Showing posts from February, 2017

Manghal: In Praise of Authentic, Inexpensive Armenian Cuisine

The first time I had Armenian cuisine was exactly six years ago, when I'd recently transplanted to Lebanon. My friends raved of a cozy corner newly opened in Mar Mikhael, and in no time, we became regulars. The novelty of bulgur-intensive itch , kebab with cherries, and the dumpling-yogurt-sumac trifecta called mante left me totally speechless. As my knowledge of the Beirut culinary grid improved, I branched out to more established footholds, namely Mayrig. Soon thereafter, sibling venue Batchig launched in Antelias, boasting a modern interpretation of classic dishes at more affordable prices. By the time Onno expanded to Hamra and Badaro in the format of a franchised bistro, I could start to discern differences in taste , method of preparation, and presentation across Armenian eateries. My opinions on which did what better had evolved to confident conclusions. And this was one of them: authentic, inexpensive, downright delicious Armenian food is hard to come by in Be

Mathieu: Maître-Crêpier Extraordinaire in Mar Mikhael

Some of the fondest memories of my year in Paris were at a little crêpe station in the Quartier Latin. Situated along the quaint Rue Mouffetard a stone’s throw from a cluster of fondue eateries, Au P’tit Grec attracts locals and tourists alike for its cone-shaped cr ê pes, folded thus to accommodate an uncharacteristic generosity in ingredients. Anytime a guest from out of town came to visit me, we exacted the pilgrimage to the Greek cr ê pe house. In fact, nearly the first thing I did on our trip to Paris last November was make a beeline for P’tit Grec to reverence its immutable marvels. Cone-shaped crêpes at Mathieu Since my move here, I have been on an endless hunt for decent cr ê pes, not just those in the style of P’tit Grec’s but the traditional galettes sarrasins crafted from buckwheat flour. While a few shops once boasted the latter (Bar à Thym, Café Diem--both since shuttered), the former I have never been so fortunate to find. That all changed last w

Soup With Soul: The Flavour Thief Raids Lebanon's Gourmet Scene

How often have you walked into a restaurant on a chilly winter’s day, pining for a piping hot soup to warm your heart and soothe your soul? You race through the menu to the section on starters, only to find the trite red lentil or onion offering, and that's if the restaurant's  even bothered with soup. Here’s a bit of history for you: the word “restaurant,” meaning “restoring” in French, was actually invented in the 16 th century to refer to a highly concentrated, inexpensive soup sold by street vendors.
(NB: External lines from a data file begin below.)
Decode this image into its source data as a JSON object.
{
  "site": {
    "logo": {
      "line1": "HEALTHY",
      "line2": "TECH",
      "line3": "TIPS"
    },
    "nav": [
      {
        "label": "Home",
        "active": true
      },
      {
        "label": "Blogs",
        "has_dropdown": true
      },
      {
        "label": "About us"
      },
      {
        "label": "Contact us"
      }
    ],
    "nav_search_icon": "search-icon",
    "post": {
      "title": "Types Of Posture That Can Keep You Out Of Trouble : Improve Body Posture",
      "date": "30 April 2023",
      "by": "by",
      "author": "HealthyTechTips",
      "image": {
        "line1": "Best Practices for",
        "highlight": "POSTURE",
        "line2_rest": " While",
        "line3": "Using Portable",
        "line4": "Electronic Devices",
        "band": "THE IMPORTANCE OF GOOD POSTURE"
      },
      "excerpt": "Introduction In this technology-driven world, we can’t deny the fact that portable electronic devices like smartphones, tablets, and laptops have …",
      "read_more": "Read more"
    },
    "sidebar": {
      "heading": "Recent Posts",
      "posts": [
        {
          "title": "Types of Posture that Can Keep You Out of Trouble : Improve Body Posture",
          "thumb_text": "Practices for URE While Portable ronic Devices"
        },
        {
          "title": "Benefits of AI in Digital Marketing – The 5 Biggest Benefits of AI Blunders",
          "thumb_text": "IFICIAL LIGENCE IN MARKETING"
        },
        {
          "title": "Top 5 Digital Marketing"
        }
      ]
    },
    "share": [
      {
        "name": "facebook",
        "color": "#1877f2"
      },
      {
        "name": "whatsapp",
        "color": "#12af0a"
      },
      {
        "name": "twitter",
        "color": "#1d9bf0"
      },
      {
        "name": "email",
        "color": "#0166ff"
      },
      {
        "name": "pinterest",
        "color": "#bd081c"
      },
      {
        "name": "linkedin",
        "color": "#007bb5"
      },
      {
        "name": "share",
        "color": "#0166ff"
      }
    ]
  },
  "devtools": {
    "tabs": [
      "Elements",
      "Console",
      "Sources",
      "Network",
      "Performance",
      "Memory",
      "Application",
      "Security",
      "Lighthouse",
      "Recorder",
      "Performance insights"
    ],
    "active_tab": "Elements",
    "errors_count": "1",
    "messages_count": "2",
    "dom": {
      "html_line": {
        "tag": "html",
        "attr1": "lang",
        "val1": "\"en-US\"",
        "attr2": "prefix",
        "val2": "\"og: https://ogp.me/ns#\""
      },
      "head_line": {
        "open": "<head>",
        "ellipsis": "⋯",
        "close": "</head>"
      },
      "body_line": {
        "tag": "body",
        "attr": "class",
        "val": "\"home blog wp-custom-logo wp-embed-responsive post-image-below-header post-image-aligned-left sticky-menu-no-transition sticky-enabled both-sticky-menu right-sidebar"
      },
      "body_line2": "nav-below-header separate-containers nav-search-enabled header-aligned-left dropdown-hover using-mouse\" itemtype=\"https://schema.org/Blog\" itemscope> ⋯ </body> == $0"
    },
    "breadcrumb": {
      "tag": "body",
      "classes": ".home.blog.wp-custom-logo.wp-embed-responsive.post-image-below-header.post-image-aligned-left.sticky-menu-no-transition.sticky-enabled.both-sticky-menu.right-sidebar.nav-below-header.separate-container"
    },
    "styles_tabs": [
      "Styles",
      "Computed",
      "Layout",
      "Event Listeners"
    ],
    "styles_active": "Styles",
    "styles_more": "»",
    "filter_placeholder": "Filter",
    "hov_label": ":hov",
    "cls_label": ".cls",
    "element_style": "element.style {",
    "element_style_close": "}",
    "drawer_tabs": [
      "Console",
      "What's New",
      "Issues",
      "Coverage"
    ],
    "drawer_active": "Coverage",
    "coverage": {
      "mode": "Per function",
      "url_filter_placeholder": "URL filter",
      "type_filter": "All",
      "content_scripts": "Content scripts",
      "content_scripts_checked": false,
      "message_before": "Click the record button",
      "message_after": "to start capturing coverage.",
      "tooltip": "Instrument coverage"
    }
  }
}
In 1765, a Parisian entrepreneur opened a shop specializing in such reinvigorating soups, which then prompted the use of the modern word restaurant for the eating establishments (thank you, Wikipedia !). If we acknowledge history, then restaurants owe their very existence to soup, and thus by default they should stud their menus with it. Instead, the imperative of soup has been altogether downplayed and discarded around these parts. Which is why Youmna Sargi is

How I (Don't) Celebrate Valentine's Day

When we were in grade school, I always thought Valentine’s Day was cut out for kids. The cute candy grams from secret admirers; the exchange of Disney-themed Valentine’s cards with tasty treats tacked on; red- and pink-frosted cupcakes washed down with cloyingly sweet punch. And who remembers those edible conversation hearts called Sweethearts? I was obsessed! Conversation hearts candy ( photo source: ) I didn’t realize how much significance Valentine’s Day carries among adults until I moved to Lebanon. Midway through January, restaurants here begin advertising set menus for Lovers’ Day, and they’re not confined to merely one day. Try the entire weekend either leading up to or following February 14! As of February 11, some venues have already started to unload their romance-laced festivities on guests. And it seems the Lebanese love to love Lovers’ Day. What’s not to like about the astronomical surge in prices of flowers, chocolate, and oversi

BRGR.CO: Leave Your Price Reservations at the Door

Possibly the number one complaint lodged by customers of BRGR.CO is its high prices. Scroll through scores of Zomato reviews, and it seems everyone’s in general agreement that the burger house is unjustifiably overpriced for what you’re getting. In fact, the suggested price per couple is 80,000 LBP (US$ 53). Let’s glance at the menu: The 4-oz. original blend weighs in at 12,000 LBP ( US$  8), and you can double the patty for an additional 10,000 LBP ( US$  7). That’s a half-pound burger for  US$  15, equivalent to what Gordon Ramsay’s selling his bunned beauties at Las Vegas’ Planet Hollywood BURGR. The 6-oz. Tender Blend goes for 25,000 LBP ( US$  17) and is best served medium-rare to medium to preserve the juiciness of the beef. Note that the meat blends diverge markedly in the 4-oz and 6-oz. patties, hence the price differential. Should you choose to upgrade your burger to include sautéed Portobello mushrooms and onions with sliced smoked cheddar, the price bumps